Sometime in 2012 I think it was, a valued friend and colleague and I were driving back from a community located in the western parts of NSW, and we began to discuss matters that each of us was grappling with.
I shared something that had been on my mind for many years involving the question of whether or not, as Aboriginal and Torres Strait Islander people, we were happier, healthier and generally better off when we were forcibly segregated from white society.
Forced segregation and other inequalities and factors devastatingly impacted the lives of Aboriginal and Torres Strait Islander people in ways that one must experience to fully appreciate its dehumanising toxicity.
The Whitlam government
Forced segregation and its attendant powers operated, and was rigidly enforced, across Australia up until the 1970s, and circumstances only began to gradually change following the election of the Whitlam government in 1972.
This was only five years after white Australians voted overwhelmingly to support and approve amendments to the Australian Constitution so that Aboriginal and Torres Strait Islanders could be counted in the Australian Census, and to grant powers to the Commonwealth to make special laws to address Indigenous socioeconomic need and aspiration.
I know what it feels like to grow up under the ubiquitous powers of the Aboriginal Welfare Board, and have witnessed the pain and humiliation of forced segregation, racism and the poverty associated with the denial of fundamental human rights and freedoms.
Shared happiness and abundant joy
I also remember our shanties were also often filled with days and nights of shared happiness and abundant joy.
Over the years, I have pondered this binary experience, and developed what I have termed the concept of ‘strategic disengagement’ (SD).
It’s core defining characteristic is that in the spaces where we are required to explain and/or defend our rights and freedoms as First Australians, perhaps we are better off to simply disengage with the toxic forces of our social and political marginalisation and oppression.
Using SD as a focus, my friend and I considered how else it might be applied to respond to the challenges of modernity.
My friend and I are both septuagenarians, so we believe that we are ideally positioned to reflect on a world before the internet, and the piece of metal and plastic that seems to have taken over our lives and to which most of humanity seems permanently attached.
The omnipotent presence of the smartphone
We mused whether we should write a joint piece about the omnipotent presence of the smartphone and the internet and their impact on our lives and the sanity of humanity.
However, we also agreed that, as with most technological advancements, there are often positive as well as negative aspects to these developments.
Perhaps balance is what we were concerned with rather than abandonment.
Building on the notion of Strategic Disengagement, we agreed that we could call our piece Digital Strategic Disengagement (DSD).
Johann Hari: Stolen Focus – Why You Can’t Pay Attention
So, it was with profound delight that I stumbled across a podcast of an interview between the ABC’s Phillip Adams and Johann Hari, the author of a new book titled Stolen Focus – Why You Can’t Pay Attention.

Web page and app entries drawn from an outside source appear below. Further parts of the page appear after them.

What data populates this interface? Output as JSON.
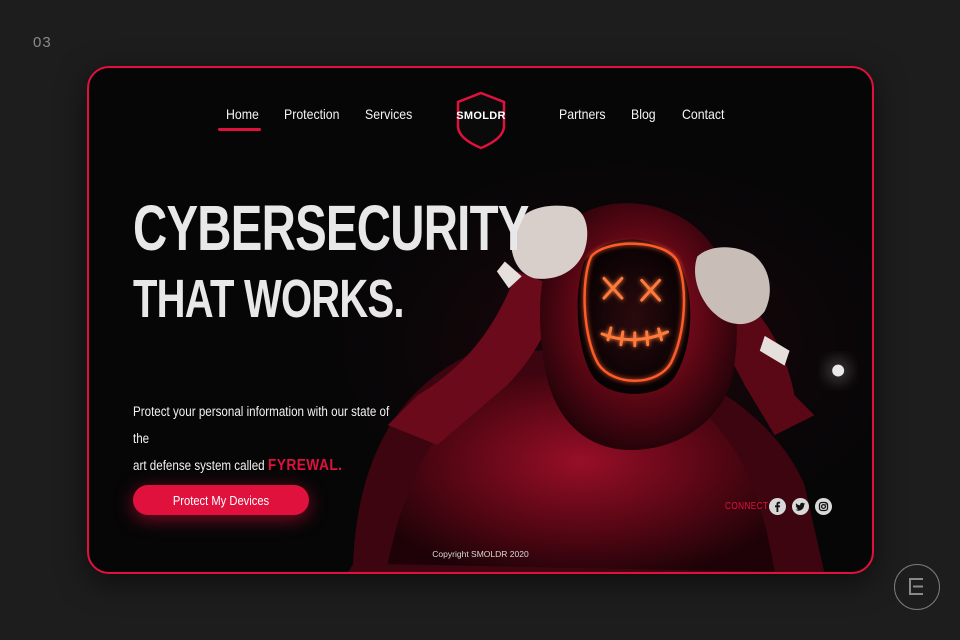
{
  "page_number": "03",
  "nav": {
    "items": [
      {
        "label": "Home",
        "active": true
      },
      {
        "label": "Protection"
      },
      {
        "label": "Services"
      },
      {
        "label": "Partners"
      },
      {
        "label": "Blog"
      },
      {
        "label": "Contact"
      }
    ],
    "logo": "SMOLDR"
  },
  "hero": {
    "headline_1": "CYBERSECURITY",
    "headline_2": "THAT WORKS.",
    "subtext_1": "Protect your personal information with our state of the",
    "subtext_2": "art defense system called",
    "brand": "FYREWAL.",
    "cta_label": "Protect My Devices"
  },
  "footer": {
    "connect_label": "CONNECT",
    "social_icons": [
      "facebook-icon",
      "twitter-icon",
      "instagram-icon"
    ],
    "copyright": "Copyright SMOLDR 2020"
  },
  "colors": {
    "accent": "#e0113d",
    "background": "#1d1d1e",
    "card": "#060607"
  }
}
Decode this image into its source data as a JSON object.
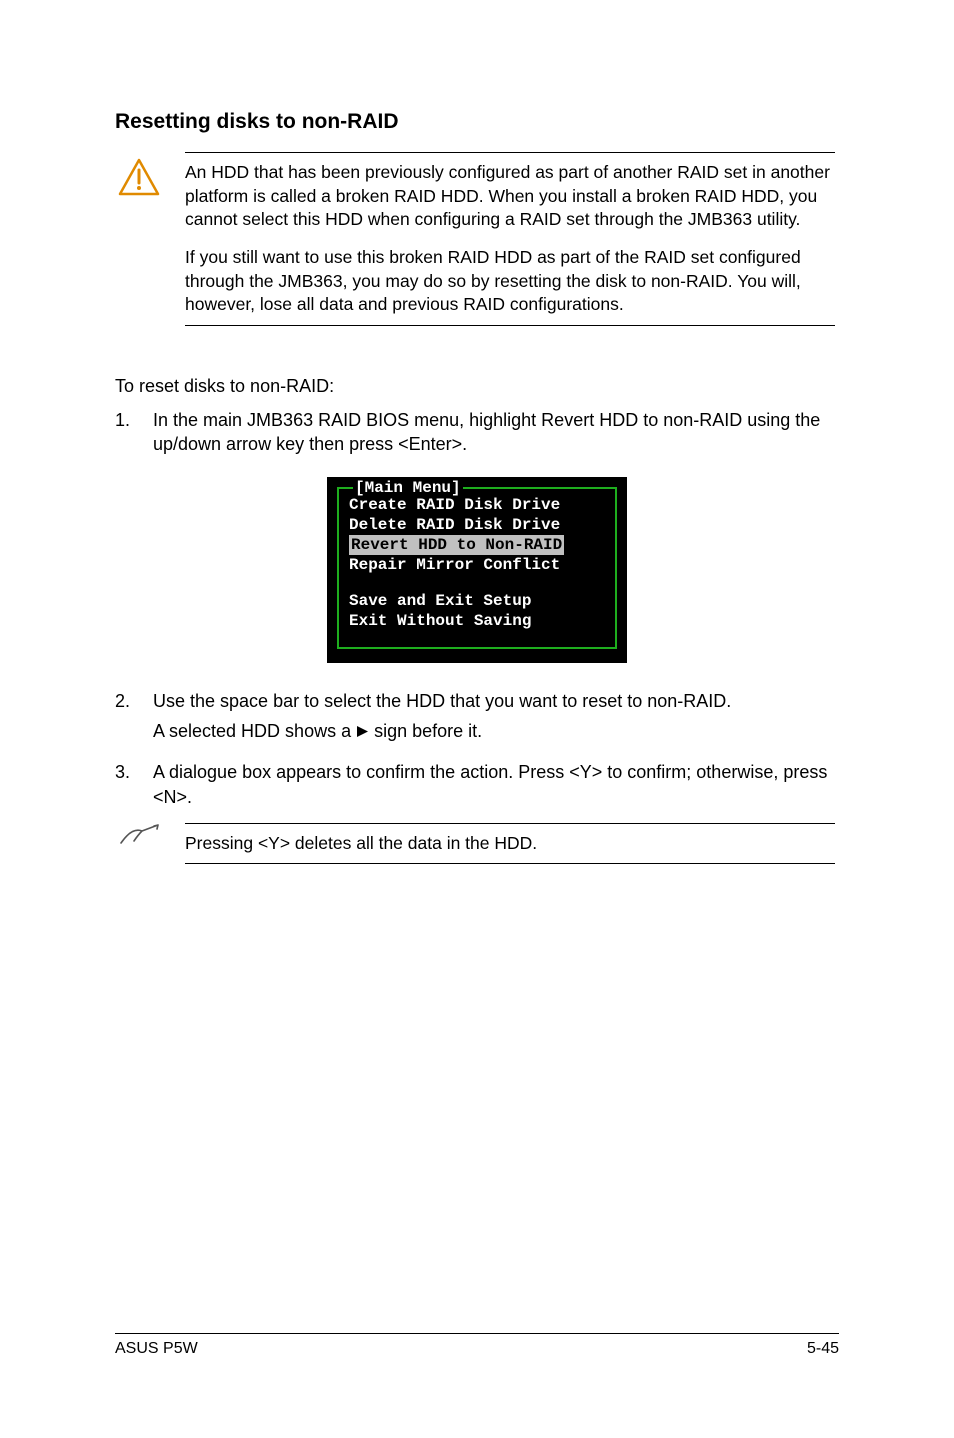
{
  "heading": "Resetting disks to non-RAID",
  "warning": {
    "p1": "An HDD that has been previously configured as part of another RAID set in another platform is called a broken RAID HDD. When you install a broken RAID HDD, you cannot select this HDD when configuring a RAID set through the JMB363 utility.",
    "p2": "If you still want to use this broken RAID HDD as part of the RAID set configured through the JMB363, you may do so by resetting the disk to non-RAID. You will, however, lose all data and previous RAID configurations."
  },
  "intro": "To reset disks to non-RAID:",
  "steps": {
    "s1_num": "1.",
    "s1": "In the main JMB363 RAID BIOS menu, highlight Revert HDD to non-RAID using the up/down arrow key then press <Enter>.",
    "s2_num": "2.",
    "s2a": "Use the space bar to select the HDD that you want to reset to non-RAID.",
    "s2b_pre": "A selected HDD shows a ",
    "s2b_post": " sign before it.",
    "s3_num": "3.",
    "s3": "A dialogue box appears to confirm the action. Press <Y> to confirm; otherwise, press <N>."
  },
  "bios": {
    "title": "[Main Menu]",
    "l1": "Create RAID Disk Drive",
    "l2": "Delete RAID Disk Drive",
    "l3": "Revert HDD to Non-RAID",
    "l4": "Repair Mirror Conflict",
    "l5": "Save and Exit Setup",
    "l6": "Exit Without Saving"
  },
  "note": "Pressing <Y> deletes all the data in the HDD.",
  "footer": {
    "left": "ASUS P5W",
    "right": "5-45"
  }
}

I was fascinated with what Hari was sharing with Adams; it was as if he had been sitting in the backseat of the car during our drive across the western plains of NSW.
Hari’s book details the research and outcomes he conducted during which he interviewed 250 leading experts from around the globe to help him better understand what is happening to our ‘stolen focus’ and the role that digital technology plays in this loss.
An alarming statistic shared by Hari is that in the USA, people are so attached to their digital device that they touch it more than 2,600 times a day. On average, Americans spend three hours and fifteen minutes a day on the phone.
It would be interesting to know what the Australian stats are, although I suspect that we would have similar stats on a per capita basis.
To help deal with his own level of digital addiction, Hari decided that he had to cut himself off, strategically, from the digital world.
Extreme digital detox
So he decided to spend three months on an island, just off the coast of Boston, to engage in what Hari calls his ‘extreme digital detox’.
The book, Stolen Focus, is one of the outcomes of Hari’s digital detox regime and he accepts that it ‘couldn’t be a long-term’ solution.
He explained that he ‘wasn’t going to join the Amish and abandon technology forever.’
Hari’s act of digital detox was an act of desperation because, as he explains, he feared that he ‘might lose some crucial aspects of my ability to think deeply.’
The ability to think deeply and to find answers to life’s challenges is crucial to the survival of our species, a skill that I often find missing in our leaders, especially modern politicians.
‘In his unique voice, Johann Hari tackles the profound dangers facing humanity from information technology and rings the alarms bells for what all of us must do to protect ourselves, our children and our democracies’ – Hillary Clinton.